VAT isn’t the first thing you tend to think of when you look at the wording of a planning consent, but the VAT payable on the construction costs of a property can be severely affected by the wording, as a recent case shows. It involved a man who wanted to build a new dwelling on the grounds of his listed manor house. The new building was completely self-contained and he claimed the works were zero-rated as they were alterations to a protected (listed) building under item 2 of Group 6 of Schedule 8 to the Value Added Tax Act 1994
, because the building had been constructed on the site of a former cottage and pig sties that had been demolished.
The planning consent specified that the new building could only be used ‘for purposes either incidental or ancillary to the residential use’ of the existing property. The question that arose was whether the wording meant that the planning permission prohibited separate use of the dwelling.

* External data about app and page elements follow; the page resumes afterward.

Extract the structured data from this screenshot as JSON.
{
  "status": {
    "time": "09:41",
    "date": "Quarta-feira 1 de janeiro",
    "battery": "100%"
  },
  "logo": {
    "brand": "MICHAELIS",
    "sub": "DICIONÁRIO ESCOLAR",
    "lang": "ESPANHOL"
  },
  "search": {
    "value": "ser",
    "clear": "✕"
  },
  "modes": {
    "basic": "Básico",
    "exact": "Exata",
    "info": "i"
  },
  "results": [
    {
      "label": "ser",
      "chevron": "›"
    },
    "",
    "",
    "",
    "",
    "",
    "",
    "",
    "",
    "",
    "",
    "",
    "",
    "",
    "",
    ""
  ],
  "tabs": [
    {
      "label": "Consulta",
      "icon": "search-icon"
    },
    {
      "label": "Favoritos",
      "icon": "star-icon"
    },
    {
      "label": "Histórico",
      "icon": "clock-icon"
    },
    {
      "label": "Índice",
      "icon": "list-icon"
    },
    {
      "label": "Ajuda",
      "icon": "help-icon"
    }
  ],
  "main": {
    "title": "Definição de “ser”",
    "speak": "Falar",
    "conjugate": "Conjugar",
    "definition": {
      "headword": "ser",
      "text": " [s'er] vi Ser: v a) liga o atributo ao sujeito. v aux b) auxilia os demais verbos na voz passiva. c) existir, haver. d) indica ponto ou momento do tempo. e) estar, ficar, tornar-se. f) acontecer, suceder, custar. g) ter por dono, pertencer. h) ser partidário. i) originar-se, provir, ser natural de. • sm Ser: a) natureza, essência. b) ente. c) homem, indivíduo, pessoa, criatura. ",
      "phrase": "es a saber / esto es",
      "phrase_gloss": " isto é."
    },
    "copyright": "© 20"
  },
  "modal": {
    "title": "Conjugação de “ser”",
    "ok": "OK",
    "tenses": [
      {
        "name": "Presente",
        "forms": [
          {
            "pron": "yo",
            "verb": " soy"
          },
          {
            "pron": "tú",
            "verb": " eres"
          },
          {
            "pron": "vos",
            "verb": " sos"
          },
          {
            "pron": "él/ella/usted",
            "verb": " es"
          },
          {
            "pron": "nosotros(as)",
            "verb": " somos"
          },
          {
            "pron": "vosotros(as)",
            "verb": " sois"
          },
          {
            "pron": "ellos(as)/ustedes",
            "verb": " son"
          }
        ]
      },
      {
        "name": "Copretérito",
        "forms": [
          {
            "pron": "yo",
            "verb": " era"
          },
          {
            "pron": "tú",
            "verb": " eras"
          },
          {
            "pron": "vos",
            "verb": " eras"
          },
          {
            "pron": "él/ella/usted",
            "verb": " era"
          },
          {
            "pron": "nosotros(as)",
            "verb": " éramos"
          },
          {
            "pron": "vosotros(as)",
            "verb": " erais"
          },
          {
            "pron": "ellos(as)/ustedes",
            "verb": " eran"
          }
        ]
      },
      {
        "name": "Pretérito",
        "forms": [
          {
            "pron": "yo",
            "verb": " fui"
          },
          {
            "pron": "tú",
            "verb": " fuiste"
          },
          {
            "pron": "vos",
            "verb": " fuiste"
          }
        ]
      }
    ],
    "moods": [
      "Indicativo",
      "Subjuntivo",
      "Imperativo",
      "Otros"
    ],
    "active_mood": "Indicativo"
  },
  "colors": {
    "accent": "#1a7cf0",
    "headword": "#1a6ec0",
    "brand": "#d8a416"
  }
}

Under VAT law, a property can only be zero-rated if separate use is not prohibited, but did the planning permission mean that separate use was prohibited? HM Revenue and Customs claimed that it did and therefore the building works were subject to VAT.
However, the VAT Tribunal accepted that as the dwelling was a separate building, it could not be argued that it had to be used by the same family as used the manor house. It could be used, for example, by relatives or visitors. Furthermore, there was no prohibition in the planning permission against selling the new building separately.
There was, therefore, no prohibition on separate use, with the result that the building was zero-rated for VAT.
Steve Lunn: UKVAT 20981, 20 March 2009. See